The slogan: reduce, reuse, and recycle is more than just an environmentalist’s mantra to disposing of garbage. It can be applied to our daily choices. Whether it is conserving water, recycling garbage or reducing the amount of electricity used, each of these decisions can make a difference in our carbon footprint. Garden Educator Jacqui Roytman gave the Spring Creek Sun a tour around the Spring Creek Recreational Fund’s (SCRF) Urban Garden Classroom (UGC), and explained all that she is doing to make the garden sustainable.
“Sustainable agriculture is using eco-friendly techniques around the garden that help protect the environment,” explained Roytman. For example, the soil in the UGC is not chemically treated. Roytman uses compost to help fertilize the soil, and sprinkles spicy or strong smelling herbs to deter insects and other critters from eating the plants.
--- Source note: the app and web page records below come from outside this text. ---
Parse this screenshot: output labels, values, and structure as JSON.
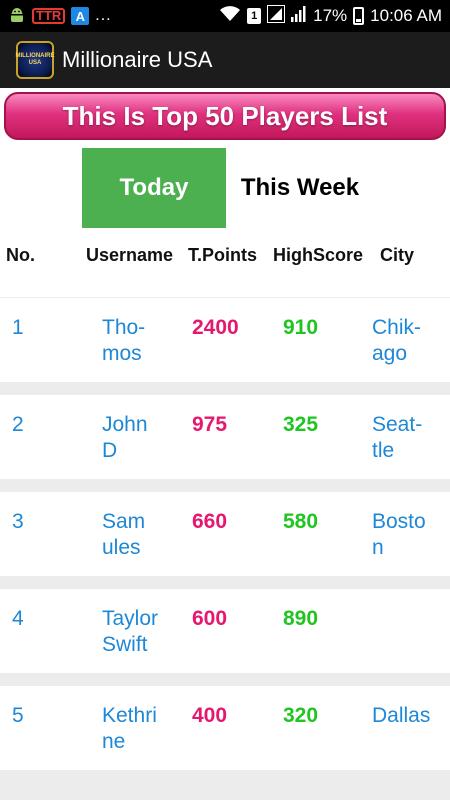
{
  "status_bar": {
    "dots": "...",
    "sim_slot": "1",
    "battery_percent": "17%",
    "time": "10:06 AM",
    "badge_text": "TTR",
    "app_a": "A"
  },
  "app_bar": {
    "logo_text": "MILLIONAIRE USA",
    "title": "Millionaire USA"
  },
  "banner": {
    "title": "This Is Top 50 Players List"
  },
  "tabs": [
    {
      "label": "Today",
      "selected": true
    },
    {
      "label": "This Week",
      "selected": false
    }
  ],
  "table": {
    "headers": [
      "No.",
      "Username",
      "T.Points",
      "HighScore",
      "City"
    ],
    "rows": [
      {
        "no": "1",
        "user_l1": "Tho-",
        "user_l2": "mos",
        "points": "2400",
        "high": "910",
        "city_l1": "Chik-",
        "city_l2": "ago"
      },
      {
        "no": "2",
        "user_l1": "John",
        "user_l2": "D",
        "points": "975",
        "high": "325",
        "city_l1": "Seat-",
        "city_l2": "tle"
      },
      {
        "no": "3",
        "user_l1": "Sam",
        "user_l2": "ules",
        "points": "660",
        "high": "580",
        "city_l1": "Bosto",
        "city_l2": "n"
      },
      {
        "no": "4",
        "user_l1": "Taylor",
        "user_l2": "Swift",
        "points": "600",
        "high": "890",
        "city_l1": "",
        "city_l2": ""
      },
      {
        "no": "5",
        "user_l1": "Kethri",
        "user_l2": "ne",
        "points": "400",
        "high": "320",
        "city_l1": "Dallas",
        "city_l2": ""
      }
    ]
  },
  "colors": {
    "tab_selected": "#4caf50",
    "points": "#e5186f",
    "highscore": "#21c521",
    "link": "#1e88d6",
    "banner": "#e0317f"
  }
}
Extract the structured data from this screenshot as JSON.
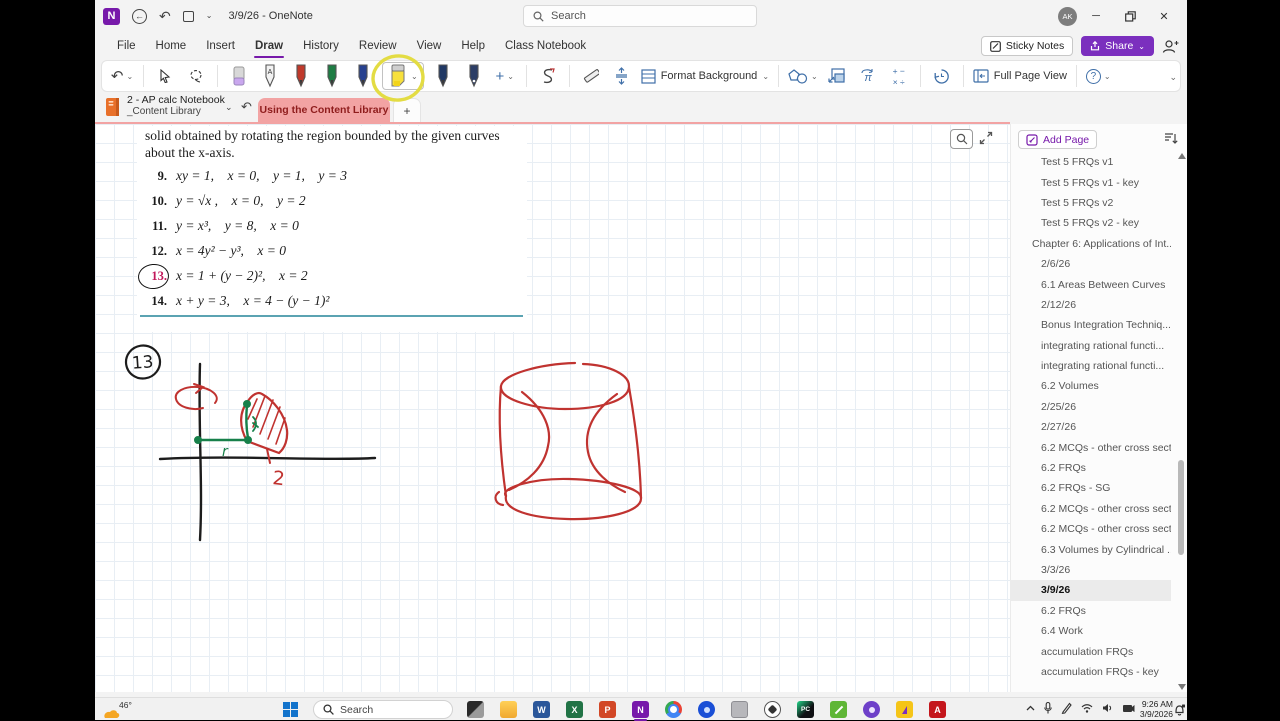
{
  "window": {
    "title": "3/9/26 - OneNote",
    "search_placeholder": "Search",
    "avatar_initials": "AK",
    "minimize": "─",
    "maximize": "❐",
    "close": "✕"
  },
  "menubar": {
    "items": [
      {
        "label": "File"
      },
      {
        "label": "Home"
      },
      {
        "label": "Insert"
      },
      {
        "label": "Draw",
        "active": true
      },
      {
        "label": "History"
      },
      {
        "label": "Review"
      },
      {
        "label": "View"
      },
      {
        "label": "Help"
      },
      {
        "label": "Class Notebook"
      }
    ],
    "sticky_notes_label": "Sticky Notes",
    "share_label": "Share"
  },
  "ribbon": {
    "format_background_label": "Format Background",
    "full_page_view_label": "Full Page View",
    "pen_a_label": "A",
    "math_plus_minus": "+ −",
    "math_times_div": "× ÷",
    "accent_yellow_annotation": "#e3dc43"
  },
  "tab_bar": {
    "notebook_name": "2 - AP calc Notebook",
    "section_group": "_Content Library",
    "active_section": "Using the Content Library",
    "new_section_label": "+",
    "active_tab_color": "#f2a3a3"
  },
  "page": {
    "intro_line1": "solid obtained by rotating the region bounded by the given curves",
    "intro_line2": "about the x-axis.",
    "problems": [
      {
        "num": "9.",
        "formula": "xy = 1, x = 0, y = 1, y = 3"
      },
      {
        "num": "10.",
        "formula": "y = √x , x = 0, y = 2"
      },
      {
        "num": "11.",
        "formula": "y = x³, y = 8, x = 0"
      },
      {
        "num": "12.",
        "formula": "x = 4y² − y³, x = 0"
      },
      {
        "num": "13.",
        "formula": "x = 1 + (y − 2)², x = 2",
        "circled": true
      },
      {
        "num": "14.",
        "formula": "x + y = 3, x = 4 − (y − 1)²"
      }
    ],
    "circled_number_color": "#c2185b"
  },
  "sketch": {
    "problem_label": "13",
    "radius_label": "r",
    "x_value_label": "2",
    "ink_red": "#c03330",
    "ink_green": "#17804a",
    "ink_black": "#1c1c1c"
  },
  "sidebar": {
    "add_page_label": "Add Page",
    "pages": [
      {
        "label": "Test 5 FRQs v1"
      },
      {
        "label": "Test 5 FRQs v1 - key"
      },
      {
        "label": "Test 5 FRQs v2"
      },
      {
        "label": "Test 5 FRQs v2 - key"
      },
      {
        "label": "Chapter 6: Applications of Int...",
        "parent": true
      },
      {
        "label": "2/6/26"
      },
      {
        "label": "6.1 Areas Between Curves"
      },
      {
        "label": "2/12/26"
      },
      {
        "label": "Bonus Integration Techniq..."
      },
      {
        "label": "integrating rational functi..."
      },
      {
        "label": "integrating rational functi..."
      },
      {
        "label": "6.2 Volumes"
      },
      {
        "label": "2/25/26"
      },
      {
        "label": "2/27/26"
      },
      {
        "label": "6.2 MCQs - other cross sect..."
      },
      {
        "label": "6.2 FRQs"
      },
      {
        "label": "6.2 FRQs - SG"
      },
      {
        "label": "6.2 MCQs - other cross sect..."
      },
      {
        "label": "6.2 MCQs - other cross sect..."
      },
      {
        "label": "6.3 Volumes by Cylindrical ..."
      },
      {
        "label": "3/3/26"
      },
      {
        "label": "3/9/26",
        "selected": true
      },
      {
        "label": "6.2 FRQs"
      },
      {
        "label": "6.4 Work"
      },
      {
        "label": "accumulation FRQs"
      },
      {
        "label": "accumulation FRQs - key"
      }
    ]
  },
  "taskbar": {
    "weather_temp": "46°",
    "search_placeholder": "Search",
    "clock_time": "9:26 AM",
    "clock_date": "3/9/2026",
    "apps": [
      {
        "name": "task-view"
      },
      {
        "name": "file-explorer"
      },
      {
        "name": "word",
        "letter": "W"
      },
      {
        "name": "excel",
        "letter": "X"
      },
      {
        "name": "powerpoint",
        "letter": "P"
      },
      {
        "name": "onenote",
        "letter": "N",
        "active": true
      },
      {
        "name": "chrome"
      },
      {
        "name": "app-blue"
      },
      {
        "name": "app-gray"
      },
      {
        "name": "app-flower"
      },
      {
        "name": "pycharm",
        "letter": "PC"
      },
      {
        "name": "app-green"
      },
      {
        "name": "app-purple"
      },
      {
        "name": "app-yellow"
      },
      {
        "name": "acrobat",
        "letter": "A"
      }
    ]
  }
}
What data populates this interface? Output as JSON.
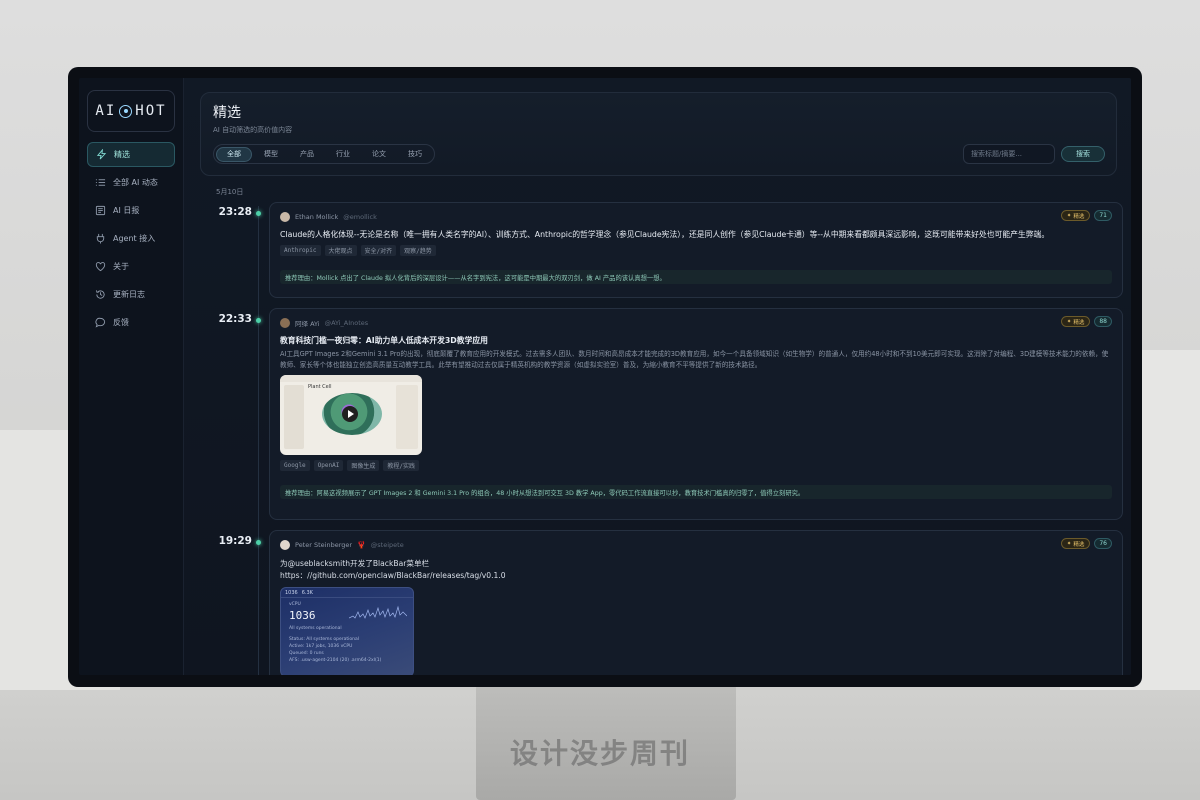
{
  "brand": {
    "logo_left": "AI",
    "logo_right": "HOT"
  },
  "sidebar": {
    "items": [
      {
        "label": "精选",
        "icon": "lightning-icon",
        "active": true
      },
      {
        "label": "全部 AI 动态",
        "icon": "list-icon"
      },
      {
        "label": "AI 日报",
        "icon": "newspaper-icon"
      },
      {
        "label": "Agent 接入",
        "icon": "plug-icon"
      },
      {
        "label": "关于",
        "icon": "heart-icon"
      },
      {
        "label": "更新日志",
        "icon": "history-icon"
      },
      {
        "label": "反馈",
        "icon": "chat-bubble-icon"
      }
    ]
  },
  "header": {
    "title": "精选",
    "subtitle": "AI 自动筛选的高价值内容",
    "tabs": [
      "全部",
      "模型",
      "产品",
      "行业",
      "论文",
      "技巧"
    ],
    "active_tab": "全部",
    "search_placeholder": "搜索标题/摘要...",
    "search_button": "搜索"
  },
  "date_label": "5月10日",
  "entries": [
    {
      "time": "23:28",
      "author": "Ethan Mollick",
      "handle": "@emollick",
      "badge": "精选",
      "score": "71",
      "title": "Claude的人格化体现--无论是名称（唯一拥有人类名字的AI）、训练方式、Anthropic的哲学理念（参见Claude宪法），还是同人创作（参见Claude卡通）等--从中期来看都颇具深远影响，这既可能带来好处也可能产生弊端。",
      "tags": [
        "Anthropic",
        "大佬观点",
        "安全/对齐",
        "观察/趋势"
      ],
      "reason": "推荐理由：Mollick 点出了 Claude 拟人化背后的深层设计——从名字到宪法，这可能是中期最大的双刃剑，做 AI 产品的该认真想一想。"
    },
    {
      "time": "22:33",
      "author": "阿绎 AYi",
      "handle": "@AYi_AInotes",
      "badge": "精选",
      "score": "88",
      "title": "教育科技门槛一夜归零：AI助力单人低成本开发3D教学应用",
      "body": "AI工具GPT Images 2和Gemini 3.1 Pro的出现，彻底颠覆了教育应用的开发模式。过去需多人团队、数月时间和高昂成本才能完成的3D教育应用，如今一个具备领域知识（如生物学）的普通人，仅用约48小时和不到10美元即可实现。这消除了对编程、3D建模等技术能力的依赖，使教师、家长等个体也能独立创造高质量互动教学工具。此举有望推动过去仅属于精英机构的教学资源（如虚拟实验室）普及，为縮小教育不平等提供了新的技术路径。",
      "media_title": "Plant Cell",
      "tags": [
        "Google",
        "OpenAI",
        "图像生成",
        "教程/实践"
      ],
      "reason": "推荐理由：阿易这视频展示了 GPT Images 2 和 Gemini 3.1 Pro 的组合，48 小时从想法到可交互 3D 教学 App，零代码工作流直接可以抄，教育技术门槛真的归零了，值得立刻研究。"
    },
    {
      "time": "19:29",
      "author": "Peter Steinberger",
      "handle": "@steipete",
      "badge": "精选",
      "score": "76",
      "title": "为@useblacksmith开发了BlackBar菜单栏",
      "body": "https：//github.com/openclaw/BlackBar/releases/tag/v0.1.0",
      "media": {
        "top": "1036",
        "top_right": "6.3K",
        "label": "vCPU",
        "big": "1036",
        "status_short": "All systems operational",
        "lines": [
          "Status: All systems operational",
          "Active: 1k7 jobs, 1036 vCPU",
          "Queued: 0 runs",
          "AFS: .usw-agent-2104 (20) .arm64-2xl(1)"
        ]
      }
    }
  ],
  "watermark": "设计没步周刊",
  "colors": {
    "accent": "#4dd0a8",
    "badge_gold": "#e5c06a",
    "score_teal": "#8fd9d2"
  }
}
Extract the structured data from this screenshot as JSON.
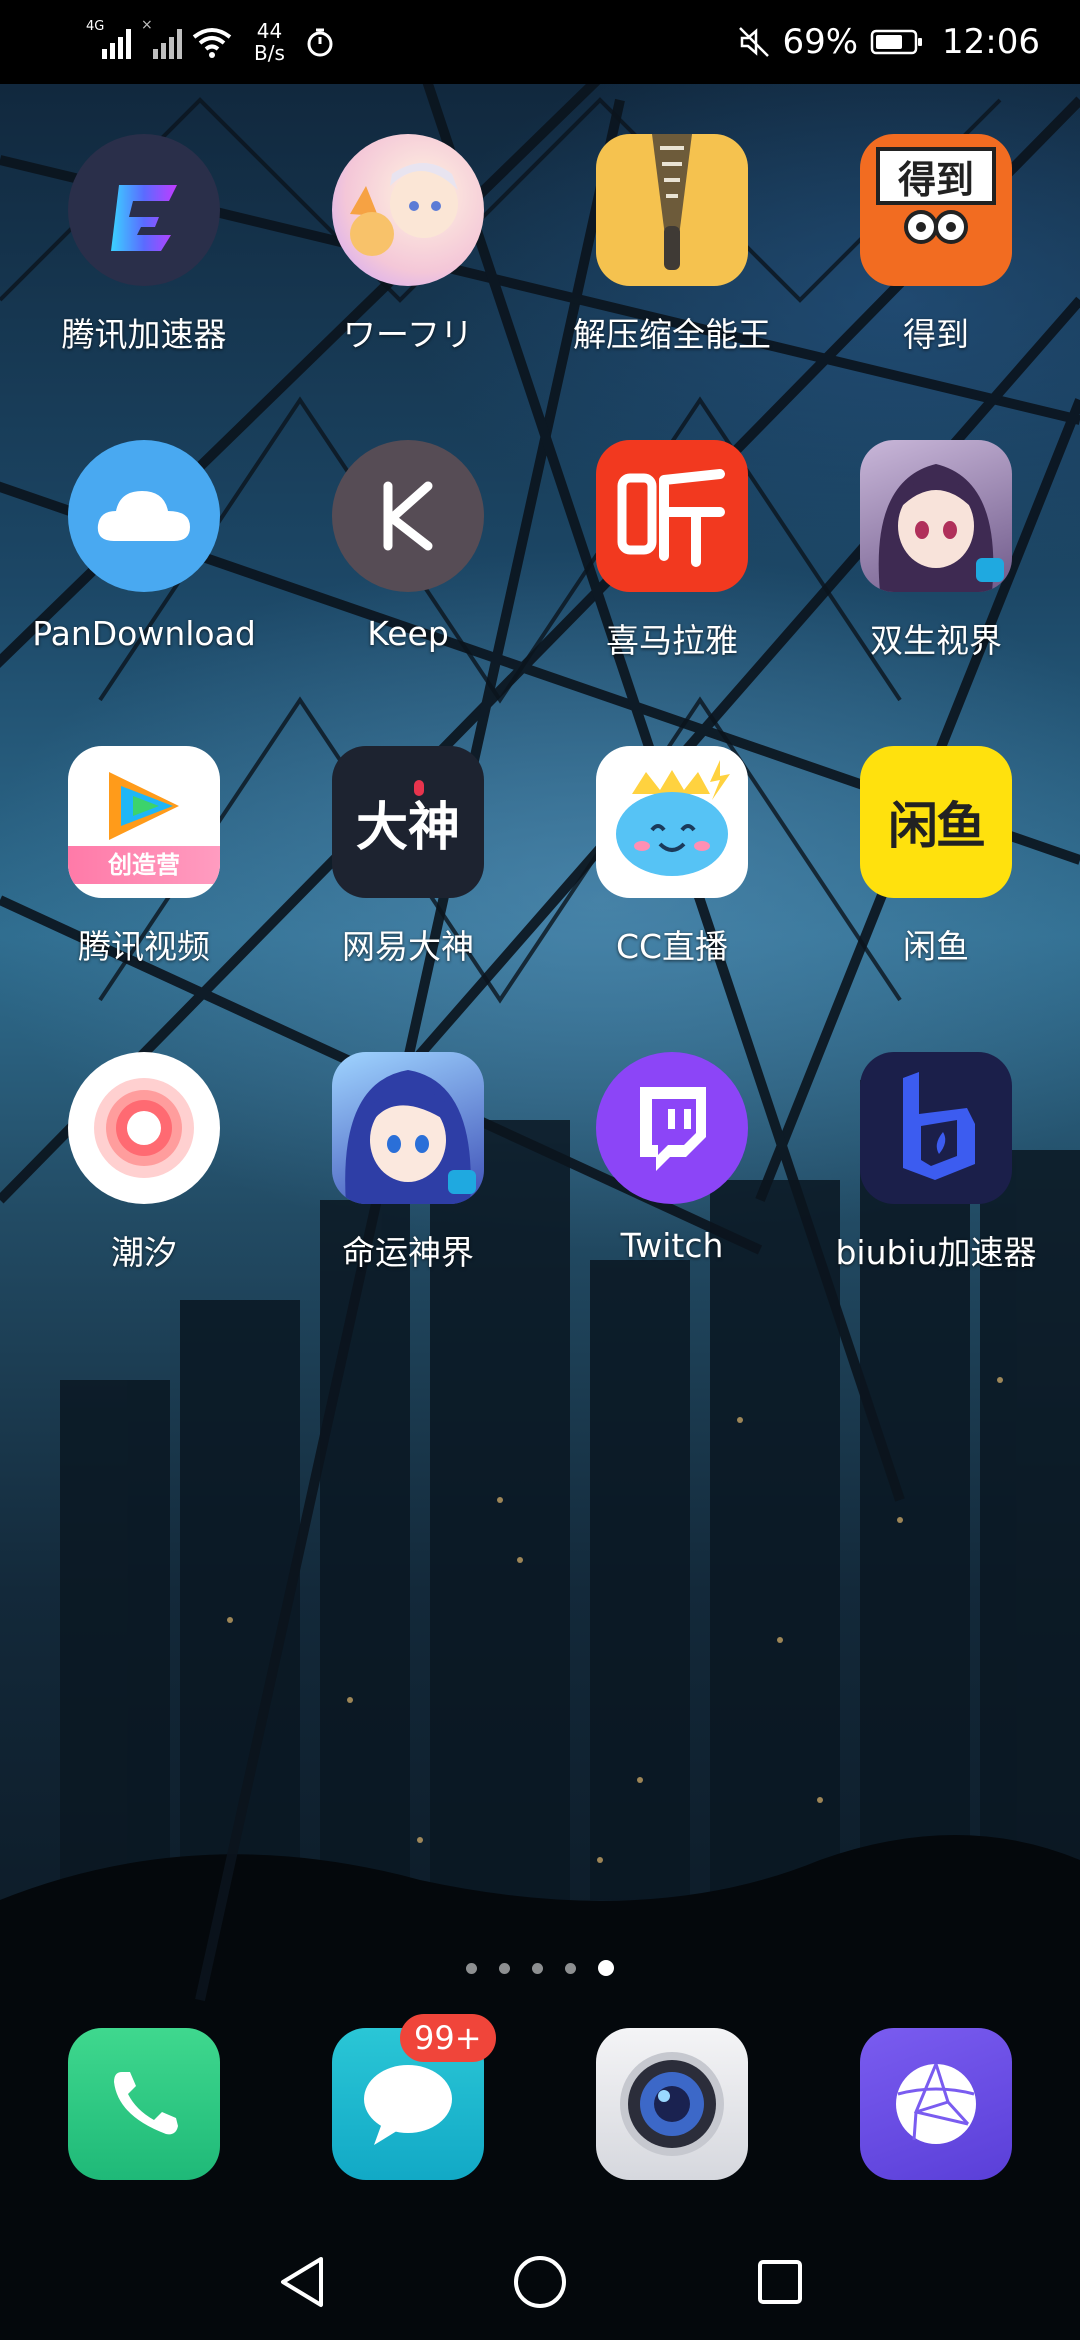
{
  "status_bar": {
    "network_type": "4G",
    "net_speed_value": "44",
    "net_speed_unit": "B/s",
    "battery_percent": "69%",
    "time": "12:06",
    "icons": [
      "signal-icon",
      "signal-no-sim-icon",
      "wifi-icon",
      "stopwatch-icon",
      "mute-icon",
      "battery-icon"
    ]
  },
  "apps": [
    {
      "label": "腾讯加速器",
      "icon": "tencent-accelerator-icon"
    },
    {
      "label": "ワーフリ",
      "icon": "worldflipper-icon"
    },
    {
      "label": "解压缩全能王",
      "icon": "zip-icon"
    },
    {
      "label": "得到",
      "icon": "dedao-icon",
      "text": "得到"
    },
    {
      "label": "PanDownload",
      "icon": "cloud-icon"
    },
    {
      "label": "Keep",
      "icon": "keep-icon",
      "text": "K"
    },
    {
      "label": "喜马拉雅",
      "icon": "ximalaya-icon",
      "text": "听"
    },
    {
      "label": "双生视界",
      "icon": "game-girl-icon"
    },
    {
      "label": "腾讯视频",
      "icon": "tencent-video-icon",
      "text": "创造营"
    },
    {
      "label": "网易大神",
      "icon": "netease-dashen-icon",
      "text": "大神"
    },
    {
      "label": "CC直播",
      "icon": "cc-live-icon"
    },
    {
      "label": "闲鱼",
      "icon": "xianyu-icon",
      "text": "闲鱼"
    },
    {
      "label": "潮汐",
      "icon": "tide-icon"
    },
    {
      "label": "命运神界",
      "icon": "game-boy-icon"
    },
    {
      "label": "Twitch",
      "icon": "twitch-icon"
    },
    {
      "label": "biubiu加速器",
      "icon": "biubiu-icon"
    }
  ],
  "page_indicator": {
    "pages": 5,
    "current": 5
  },
  "dock": [
    {
      "name": "phone",
      "icon": "phone-icon"
    },
    {
      "name": "messages",
      "icon": "message-icon",
      "badge": "99+"
    },
    {
      "name": "camera",
      "icon": "camera-icon"
    },
    {
      "name": "browser",
      "icon": "browser-icon"
    }
  ],
  "nav": [
    "back-icon",
    "home-icon",
    "recents-icon"
  ],
  "colors": {
    "badge": "#f0453a",
    "statusbar": "#000000"
  }
}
Composting is the process of taking green waste (food, leaves, and other organic materials) and waiting for it to break down into nutrient rich humus.
Within the garden Roytman has several compost bins where she disposes of green waste (rotten fruit, vegetables, etc.) Recycling this green waste, unused or spoiled vegetation can create a compost that will help break down organic materials for the plants to absorb, and creates a natural alternative to chemical fertilizer. According to Grow NYC, a sustainable resource for New Yorkers, “Food comprises about 17% of NYC’s waste stream. When this material is sent to a landfill it contributes to NYCs disposal costs and can create greenhouse gas emissions.”
In addition, Roytman plans on creating an open compost bin that consists of weeds plucked from the garden, lettuce and other green material. These items will be placed on a closed wooden platform surrounded by chicken wire (to keep all of the compost from falling out of the gaps between the wooden planks.) The key to this form of composting is continued aeration, explained Roytman. Since the organisms breaking down the compost need air to survive, it’s important to create an aerated environment. With regular compost bins, which are usually sealed shut, there are small air holes placed along the side of the containers (allowing air to enter the bin).
Composting is a continuous lesson Roytman teaches to her students during the school year and during the summer with children from local day camps. She plans on reprising last winter’s lesson of vermicomposting, which is worm compost filled with the green waste (scraps of grapes, strawberries, apples, bananas, carrots, newspapers etc.). These scraps will serve as the worm’s food. Normally we toss away these materials, however these resources can be re-purposed. Once the worms digest the green waste, they deposit casts filled with microorganisms (free of any pathogenic bacteria because it is killed in the worm’s stomach) that creates nutritious compost for healthy plant growth.
Aside from recycling waste, Roytman also has a bin that gathers rainwater. Since gardening requires a large amount of watering, Roytman decided to conserve water and feed the plants rainwater.
The UGC is more than a place where seeds are grown and vegetables are harvested. Roytman has applied the ideology of reduce, reuse, and recycle, creating a sustainable garden that helps provide fertilized soil and fresh rainwater to its plants. Photos: Malick Mercier